◆ Task description:
Find the lines in the records that carry the word "title". Copy each one.

======== Provided data

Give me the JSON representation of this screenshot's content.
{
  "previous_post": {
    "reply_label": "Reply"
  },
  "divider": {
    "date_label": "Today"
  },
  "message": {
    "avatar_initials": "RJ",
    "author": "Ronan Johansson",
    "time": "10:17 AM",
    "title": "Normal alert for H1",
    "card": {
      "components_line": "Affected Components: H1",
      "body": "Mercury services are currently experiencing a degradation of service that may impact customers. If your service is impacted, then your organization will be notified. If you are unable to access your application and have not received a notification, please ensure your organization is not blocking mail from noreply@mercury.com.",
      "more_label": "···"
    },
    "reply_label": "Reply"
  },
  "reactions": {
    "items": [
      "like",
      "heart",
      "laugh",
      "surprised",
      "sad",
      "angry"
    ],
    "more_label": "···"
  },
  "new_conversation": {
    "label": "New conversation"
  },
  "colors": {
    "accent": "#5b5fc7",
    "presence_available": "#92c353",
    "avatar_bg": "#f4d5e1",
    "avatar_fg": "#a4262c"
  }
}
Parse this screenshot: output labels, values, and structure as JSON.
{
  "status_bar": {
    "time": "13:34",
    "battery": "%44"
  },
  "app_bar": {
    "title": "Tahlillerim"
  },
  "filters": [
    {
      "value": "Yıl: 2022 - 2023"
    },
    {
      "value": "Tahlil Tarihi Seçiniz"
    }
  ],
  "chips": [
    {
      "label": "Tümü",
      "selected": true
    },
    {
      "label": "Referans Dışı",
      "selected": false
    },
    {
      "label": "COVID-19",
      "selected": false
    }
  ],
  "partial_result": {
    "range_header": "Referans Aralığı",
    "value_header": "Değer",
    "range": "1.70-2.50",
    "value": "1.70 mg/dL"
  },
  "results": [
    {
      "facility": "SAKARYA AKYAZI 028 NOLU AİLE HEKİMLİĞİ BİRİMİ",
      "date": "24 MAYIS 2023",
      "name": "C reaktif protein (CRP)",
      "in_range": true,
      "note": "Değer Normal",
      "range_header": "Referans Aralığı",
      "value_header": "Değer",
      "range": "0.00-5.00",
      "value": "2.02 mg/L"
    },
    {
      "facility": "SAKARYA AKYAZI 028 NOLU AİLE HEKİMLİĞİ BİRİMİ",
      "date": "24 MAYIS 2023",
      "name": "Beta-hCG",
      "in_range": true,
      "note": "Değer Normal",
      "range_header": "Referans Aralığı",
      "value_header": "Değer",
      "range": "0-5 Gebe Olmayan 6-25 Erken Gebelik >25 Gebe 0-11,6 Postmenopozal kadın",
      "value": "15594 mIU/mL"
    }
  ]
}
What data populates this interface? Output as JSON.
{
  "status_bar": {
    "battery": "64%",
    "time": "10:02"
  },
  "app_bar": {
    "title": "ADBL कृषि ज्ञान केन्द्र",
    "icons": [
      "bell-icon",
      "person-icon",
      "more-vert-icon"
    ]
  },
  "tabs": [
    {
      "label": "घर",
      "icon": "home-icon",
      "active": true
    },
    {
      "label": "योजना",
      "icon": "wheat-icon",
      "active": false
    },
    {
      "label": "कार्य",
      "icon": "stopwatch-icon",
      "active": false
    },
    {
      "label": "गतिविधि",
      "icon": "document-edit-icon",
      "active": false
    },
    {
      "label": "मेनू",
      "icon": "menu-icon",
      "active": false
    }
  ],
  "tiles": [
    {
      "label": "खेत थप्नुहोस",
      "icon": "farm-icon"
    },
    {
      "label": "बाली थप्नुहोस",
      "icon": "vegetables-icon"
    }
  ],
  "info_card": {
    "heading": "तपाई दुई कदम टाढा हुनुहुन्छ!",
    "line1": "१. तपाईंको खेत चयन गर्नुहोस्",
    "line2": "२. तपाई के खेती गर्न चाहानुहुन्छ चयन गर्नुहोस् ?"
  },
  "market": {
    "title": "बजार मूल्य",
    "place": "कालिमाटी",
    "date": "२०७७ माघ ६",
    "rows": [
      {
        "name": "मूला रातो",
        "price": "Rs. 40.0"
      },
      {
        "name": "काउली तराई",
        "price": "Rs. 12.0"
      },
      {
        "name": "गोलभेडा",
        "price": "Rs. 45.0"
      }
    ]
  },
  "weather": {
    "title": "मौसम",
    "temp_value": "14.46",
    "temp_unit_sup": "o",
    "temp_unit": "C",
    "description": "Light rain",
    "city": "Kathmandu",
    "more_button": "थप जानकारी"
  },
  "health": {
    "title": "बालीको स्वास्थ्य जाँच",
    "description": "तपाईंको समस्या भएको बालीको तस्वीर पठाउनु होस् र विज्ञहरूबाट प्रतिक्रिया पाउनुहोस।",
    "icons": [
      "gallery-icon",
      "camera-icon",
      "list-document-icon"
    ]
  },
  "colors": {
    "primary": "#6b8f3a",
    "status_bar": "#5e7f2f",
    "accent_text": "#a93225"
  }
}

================

◆ Output below:
    "title": "Normal alert for H1",
    "title": "Tahlillerim"
    "title": "ADBL कृषि ज्ञान केन्द्र",
    "title": "बजार मूल्य",
    "title": "मौसम",
    "title": "बालीको स्वास्थ्य जाँच",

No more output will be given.